[Data records for software interfaces]
# # #

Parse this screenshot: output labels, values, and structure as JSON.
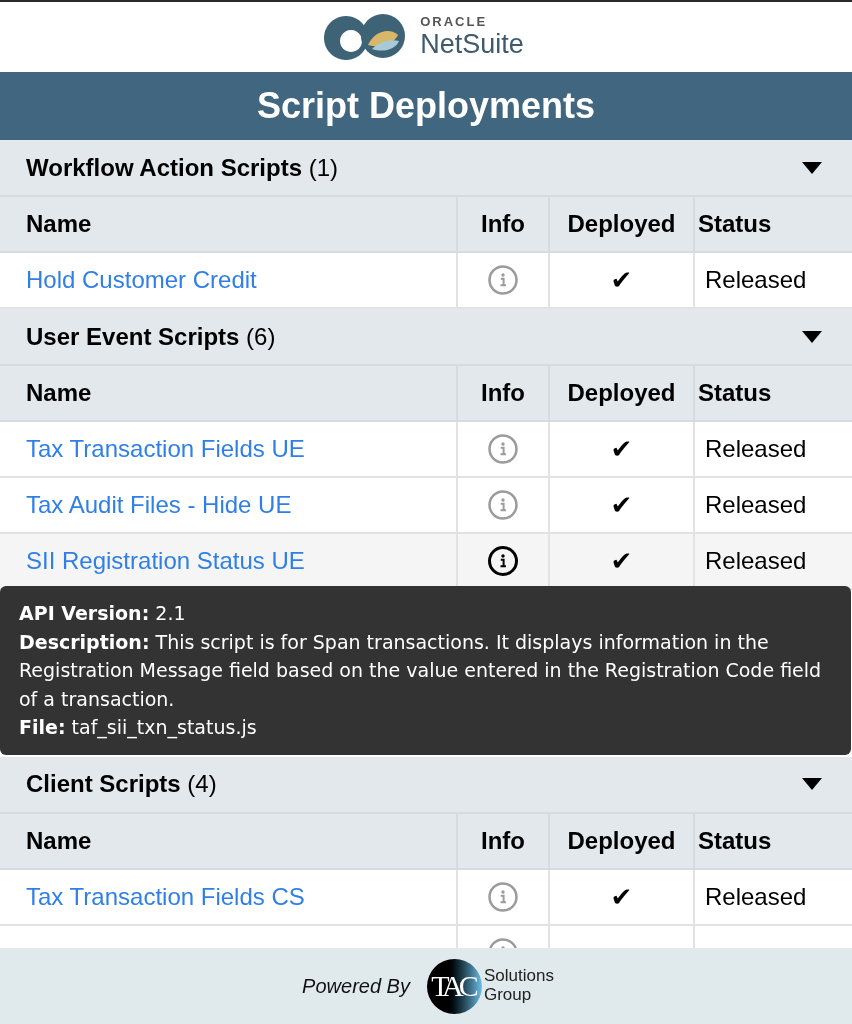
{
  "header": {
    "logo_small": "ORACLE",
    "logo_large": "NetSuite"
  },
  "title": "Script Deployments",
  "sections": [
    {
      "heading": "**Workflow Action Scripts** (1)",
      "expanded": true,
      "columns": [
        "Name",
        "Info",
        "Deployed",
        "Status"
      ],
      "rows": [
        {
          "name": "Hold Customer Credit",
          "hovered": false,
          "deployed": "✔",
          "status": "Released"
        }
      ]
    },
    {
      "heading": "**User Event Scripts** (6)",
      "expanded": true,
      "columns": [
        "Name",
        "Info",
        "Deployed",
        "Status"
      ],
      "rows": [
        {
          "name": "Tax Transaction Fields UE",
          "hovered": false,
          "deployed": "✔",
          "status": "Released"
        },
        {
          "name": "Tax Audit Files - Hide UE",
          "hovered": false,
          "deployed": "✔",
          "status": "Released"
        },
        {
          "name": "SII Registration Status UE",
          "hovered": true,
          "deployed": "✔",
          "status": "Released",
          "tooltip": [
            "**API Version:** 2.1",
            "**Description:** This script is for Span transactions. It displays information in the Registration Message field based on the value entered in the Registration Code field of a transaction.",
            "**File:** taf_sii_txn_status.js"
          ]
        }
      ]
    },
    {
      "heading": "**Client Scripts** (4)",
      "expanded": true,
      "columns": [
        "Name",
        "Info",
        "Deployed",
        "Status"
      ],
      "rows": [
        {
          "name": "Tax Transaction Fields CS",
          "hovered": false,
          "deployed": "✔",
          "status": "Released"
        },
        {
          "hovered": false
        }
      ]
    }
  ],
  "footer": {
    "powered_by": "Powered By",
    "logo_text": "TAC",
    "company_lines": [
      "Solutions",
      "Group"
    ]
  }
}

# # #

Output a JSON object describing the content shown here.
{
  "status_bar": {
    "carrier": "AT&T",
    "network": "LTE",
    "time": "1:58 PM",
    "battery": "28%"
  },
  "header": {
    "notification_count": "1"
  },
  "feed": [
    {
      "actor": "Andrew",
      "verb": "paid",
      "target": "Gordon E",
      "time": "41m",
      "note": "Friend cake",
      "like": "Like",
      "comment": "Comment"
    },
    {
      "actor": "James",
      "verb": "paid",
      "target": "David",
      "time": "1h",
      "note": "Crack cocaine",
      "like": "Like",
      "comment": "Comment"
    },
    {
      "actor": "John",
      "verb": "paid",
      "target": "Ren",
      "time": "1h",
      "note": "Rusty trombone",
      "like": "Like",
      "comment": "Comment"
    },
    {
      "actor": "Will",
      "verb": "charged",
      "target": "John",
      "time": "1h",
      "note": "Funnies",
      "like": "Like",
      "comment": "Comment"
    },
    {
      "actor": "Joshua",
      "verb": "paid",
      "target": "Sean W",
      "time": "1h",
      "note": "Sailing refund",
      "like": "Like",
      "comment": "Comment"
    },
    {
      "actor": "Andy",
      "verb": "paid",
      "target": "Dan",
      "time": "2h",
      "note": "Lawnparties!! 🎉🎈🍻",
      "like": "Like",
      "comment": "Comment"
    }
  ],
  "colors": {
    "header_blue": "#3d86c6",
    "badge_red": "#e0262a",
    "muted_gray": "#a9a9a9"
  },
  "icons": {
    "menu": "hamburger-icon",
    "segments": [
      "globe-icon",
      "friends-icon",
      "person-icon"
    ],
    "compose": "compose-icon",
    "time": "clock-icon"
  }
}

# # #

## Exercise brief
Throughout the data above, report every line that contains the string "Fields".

## Solution
          "name": "Tax Transaction Fields UE",
          "name": "Tax Transaction Fields CS",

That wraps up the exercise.